S stercoralis hyperinfection is rare in our area. Medline search from 1966 revealed only one report from Kuwait.19 In addition to the current two patients, we are aware of only one more case that was reported from Qatar in 1992.20 All three patients were from the Indian subcontinent, suggesting that S stercoralis hyperinfection in Qatar is a disease of the expatriate population especially those originating from the Indian Subcontinent.
The presentation in our patients was similar in many aspects to that described by others. Both patients presented initially with severe pulmonary disease that necessitated mechanical ventilation. These clinical features are nonspecific, therefore a high index of suspicion is needed for early diagnosis. Although, the mortality in patients with S stercoralis hyperinfection has been reported to be 50%, the fatal outcome in both of our patients is of concern and indicates the need for increasing awareness among physicians of this curable but potentially fatal disease. It is of interest that the first patient developed the hyperinfection syndrome after receiving a short course of corticosteroid therapy (13 days only). Both the fatal outcome in our patients and the development of the condition after a short course of corticosteroid therapy suggests the need to be vigilant in such patients to allow for early diagnosis and institution of appropriate treatment in order to avoid such unfortunate outcome. S stercoralis can remain quiescent in the host's intestine for as long as 30 years,5,21 becoming apparent when the host immunity decreases as a result of immunosuppressive drugs and/or disease. Physicians in the Gulf area should be aware of this. Although it is hard to draw conclusions from two cases, it may not be unreasonable to screen immunocompromised patients from endemic areas by serology before initiating steroid therapy to prevent the development of Strongyloides hyperinfection. Screening is not recommended for patients before starting short courses of corticosteroids for bronchial asthma or COPD, but may be considered in severe cases of bronchial asthma or COPD requiring recurrent and frequent steroids courses.
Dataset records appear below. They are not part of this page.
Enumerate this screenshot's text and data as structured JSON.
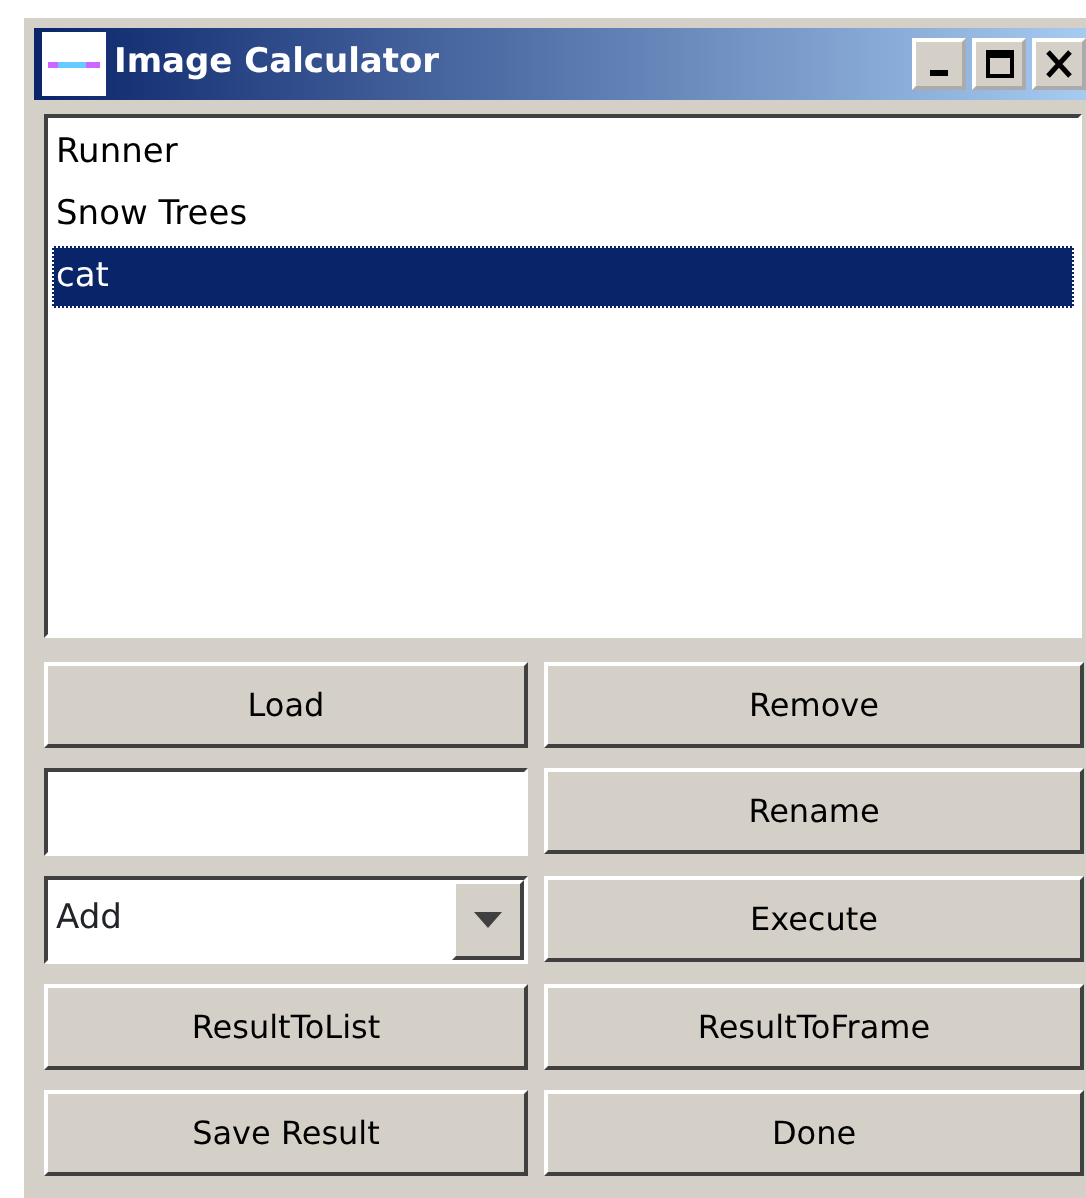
{
  "window": {
    "title": "Image Calculator",
    "buttons": [
      {
        "kind": "minimize"
      },
      {
        "kind": "maximize"
      },
      {
        "kind": "close"
      }
    ]
  },
  "image_list": [
    {
      "label": "Runner",
      "selected": false
    },
    {
      "label": "Snow Trees",
      "selected": false
    },
    {
      "label": "cat",
      "selected": true
    }
  ],
  "controls": [
    {
      "kind": "button",
      "label": "Load"
    },
    {
      "kind": "button",
      "label": "Remove"
    },
    {
      "kind": "text-field"
    },
    {
      "kind": "button",
      "label": "Rename"
    },
    {
      "kind": "dropdown",
      "value": "Add"
    },
    {
      "kind": "button",
      "label": "Execute"
    },
    {
      "kind": "button",
      "label": "ResultToList"
    },
    {
      "kind": "button",
      "label": "ResultToFrame"
    },
    {
      "kind": "button",
      "label": "Save Result"
    },
    {
      "kind": "button",
      "label": "Done"
    }
  ]
}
In conclusion, S stercoralis hyperinfection syndrome is a disease of immunocompromized patients, especially those who are receiving systemic steroids. Early diagnosis is a real challenge. Clinicians should be aware of the possibility of hyperinfection in immunocompromized patients, and that it may mimic other diseases leading to misdiagnosis.